> _Task brief_:
Below are the records; copy each line in which "country" occurs.

Records excerpted from a collection
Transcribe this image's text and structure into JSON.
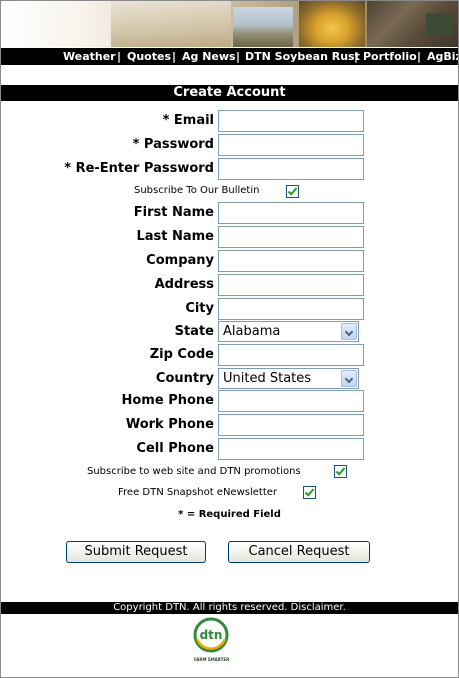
{
  "nav": {
    "items": [
      {
        "label": "Weather"
      },
      {
        "label": "Quotes"
      },
      {
        "label": "Ag News"
      },
      {
        "label": "DTN Soybean Rust"
      },
      {
        "label": "Portfolio"
      },
      {
        "label": "AgBiz"
      }
    ],
    "separator": "|"
  },
  "form": {
    "title": "Create Account",
    "labels": {
      "email": "* Email",
      "password": "* Password",
      "reenter_password": "* Re-Enter Password",
      "subscribe_bulletin": "Subscribe To Our Bulletin",
      "first_name": "First Name",
      "last_name": "Last Name",
      "company": "Company",
      "address": "Address",
      "city": "City",
      "state": "State",
      "zip": "Zip Code",
      "country": "Country",
      "home_phone": "Home Phone",
      "work_phone": "Work Phone",
      "cell_phone": "Cell Phone",
      "subscribe_promos": "Subscribe to web site and DTN promotions",
      "free_newsletter": "Free DTN Snapshot eNewsletter"
    },
    "values": {
      "state": "Alabama",
      "country": "United States"
    },
    "checked": {
      "subscribe_bulletin": true,
      "subscribe_promos": true,
      "free_newsletter": true
    },
    "required_note": "*  =  Required Field",
    "submit_label": "Submit Request",
    "cancel_label": "Cancel Request"
  },
  "footer": {
    "text": "Copyright DTN. All rights reserved. Disclaimer.",
    "logo_text": "dtn",
    "logo_tagline": "FARM SMARTER"
  },
  "colors": {
    "bar_bg": "#000000",
    "bar_text": "#ffffff",
    "input_border": "#7f9db9",
    "check_color": "#21a121",
    "logo_green": "#2e8b3a"
  }
}
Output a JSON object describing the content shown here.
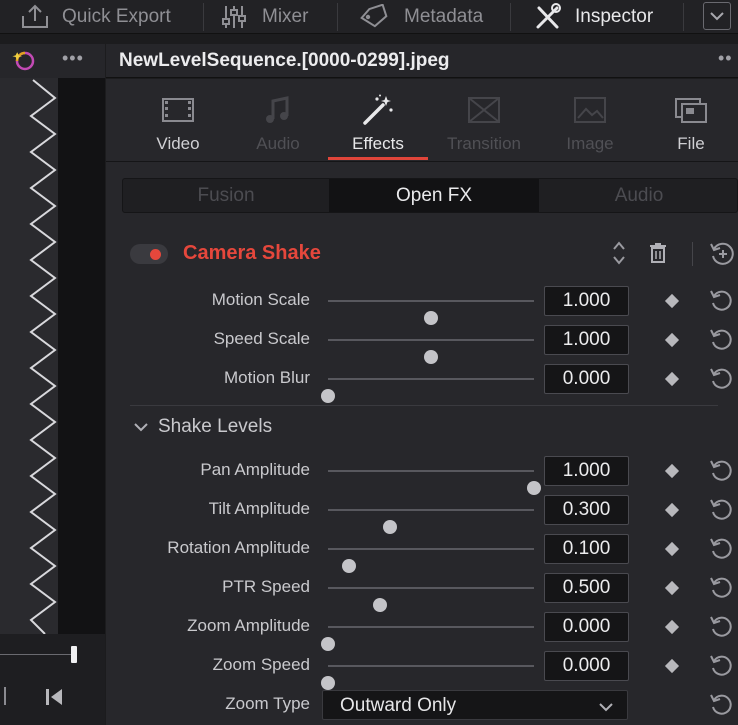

> _Result_:
      "country": "Country",
      "country": "United States"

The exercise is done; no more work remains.